Would you like to organise your workshop as a joint journey that the team masters together? The colorful tape is an important aid here too. Simply visualise the individual components of the journey and make each manoeuvre even more tangible. If your team wants to work out their ideas for the future and a shared vision, for example, they can be together on a sailing ship.

Now the team members can answer various questions and note their answers in the components of their voyage:

  • Wind in the sail: What is currently going well?
  • Anchor: What is holding us back?
  • Iceberg: What obstacles and risks are we facing?
  • Lighthouse: What does our destination harbour look like?

Instead of using dry questions to develop a vision and design the route to get there, the crew embarks on its very own journey on the high seas, overcoming obstacles and finding out how to pull together to get to the harbour of destination.


The colorful tape is not only intended for working and learning, but also for having fun. For example, set up a selfie spot so that participants can familiarise themselves with the tape and create their own first points of contact.


Have you caught tape fever and would like to start your next workshop with a bag full of colorful rolls of tape? Then we have 4 tips for you here that will give your workshop a boost and make it a real experience for your participants:

  • Prepare the room: The biggest challenge with Facilitape is probably the increased time required to prepare the room. If you already know in advance that tape will be used, ask if you can get to the room a day or at least a few hours before the workshop to prepare it in peace.
  • Prepare motifs: So that you can get started straight away during the preparation time, it is best to think about which motifs you would like to tape at home. For example, you can work with a printed template that you have created in a suitable font or sketches of your desired motifs make. This saves time and takes the pressure off you to be creative right away.
  • Consider the walls: With Facilitape, the space of your workshop becomes a co-facilitator. On the one hand, this gives you freedom and countless design options, but on the other hand it also brings with it an important point to consider: the walls. Make sure that you use tape that can be easily removed from surfaces, and it is best to test the tape in an inconspicuous place beforehand.
  • Take advantage of the variety of tape available: tape comes in a wide range of colors and widths. Equip your bag with a selection of different tapes in advance and use their variety to turn your room into a colorful, creative and inspiring experience.


Creative food for thought, thoughtful provocation or supportive inspiration – tape can do so much more than just stick things on walls. It ensures that your workshop space becomes a co-facilitator* and helps you to create an open atmosphere, highlight topics and give your workshop structure with red tape. Instead of boring white flipcharts in loveless seminar rooms, you can use colorful tape to create a workshop that will be a real experience for your participants. This way, not only the workshop itself, but also its results and the shared journey to the destination harbour will remain in positive memory.
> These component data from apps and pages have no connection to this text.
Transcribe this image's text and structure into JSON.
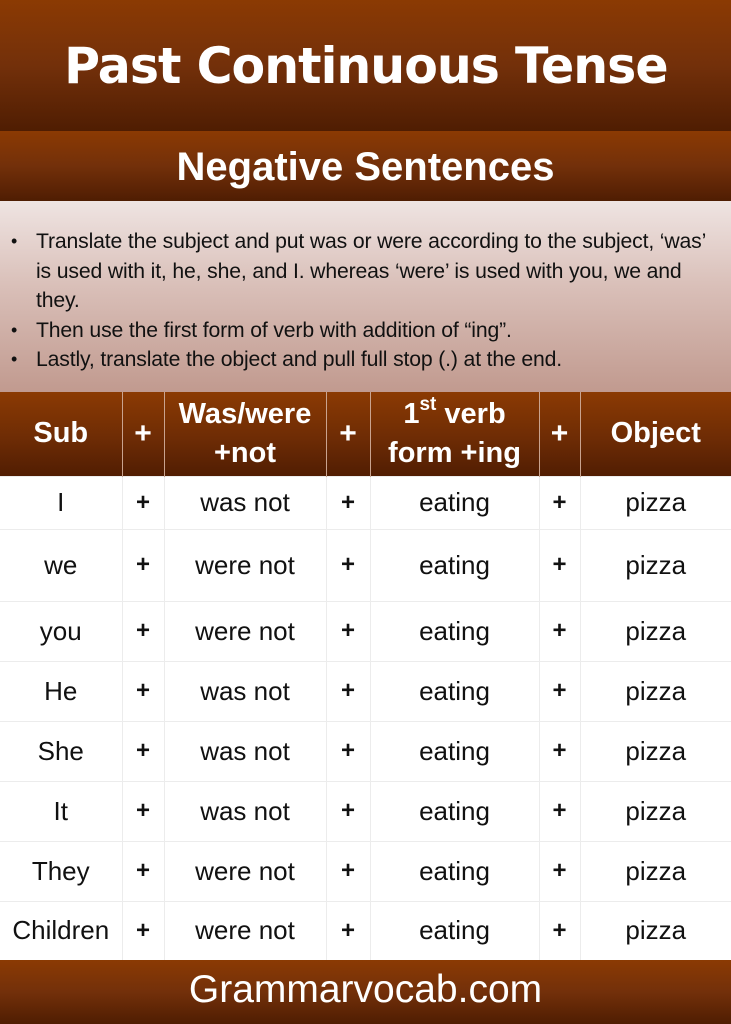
{
  "header": {
    "title": "Past Continuous Tense",
    "subtitle": "Negative Sentences"
  },
  "instructions": {
    "bullet_icon": "•",
    "items": [
      "Translate the subject and put was or were according to the subject, ‘was’ is used with it, he, she, and I. whereas ‘were’ is used with you, we and they.",
      "Then use the first form of verb with addition of “ing”.",
      "Lastly, translate the object and pull full stop (.) at the end."
    ]
  },
  "table": {
    "columns": {
      "sub": "Sub",
      "plus1": "+",
      "aux_line1": "Was/were",
      "aux_line2": "+not",
      "plus2": "+",
      "verb_number": "1",
      "verb_sup": "st",
      "verb_line1_rest": " verb",
      "verb_line2": "form +ing",
      "plus3": "+",
      "object": "Object"
    },
    "rows": [
      {
        "sub": "I",
        "plus1": "+",
        "aux": "was not",
        "plus2": "+",
        "verb": "eating",
        "plus3": "+",
        "object": "pizza"
      },
      {
        "sub": "we",
        "plus1": "+",
        "aux": "were not",
        "plus2": "+",
        "verb": "eating",
        "plus3": "+",
        "object": "pizza"
      },
      {
        "sub": "you",
        "plus1": "+",
        "aux": "were not",
        "plus2": "+",
        "verb": "eating",
        "plus3": "+",
        "object": "pizza"
      },
      {
        "sub": "He",
        "plus1": "+",
        "aux": "was not",
        "plus2": "+",
        "verb": "eating",
        "plus3": "+",
        "object": "pizza"
      },
      {
        "sub": "She",
        "plus1": "+",
        "aux": "was not",
        "plus2": "+",
        "verb": "eating",
        "plus3": "+",
        "object": "pizza"
      },
      {
        "sub": "It",
        "plus1": "+",
        "aux": "was not",
        "plus2": "+",
        "verb": "eating",
        "plus3": "+",
        "object": "pizza"
      },
      {
        "sub": "They",
        "plus1": "+",
        "aux": "were not",
        "plus2": "+",
        "verb": "eating",
        "plus3": "+",
        "object": "pizza"
      },
      {
        "sub": "Children",
        "plus1": "+",
        "aux": "were not",
        "plus2": "+",
        "verb": "eating",
        "plus3": "+",
        "object": "pizza"
      }
    ]
  },
  "footer": {
    "site": "Grammarvocab.com"
  },
  "colors": {
    "band_top": "#8b3a03",
    "band_bottom": "#4f1d02",
    "instructions_bg_top": "#efe4e2",
    "instructions_bg_bottom": "#c19a8f",
    "text": "#111111",
    "header_text": "#ffffff"
  }
}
With kind thanks to:
Franziska Semer, from whom we have taken the original blog post:
Photos: Franziska Semer and Fabian Siefert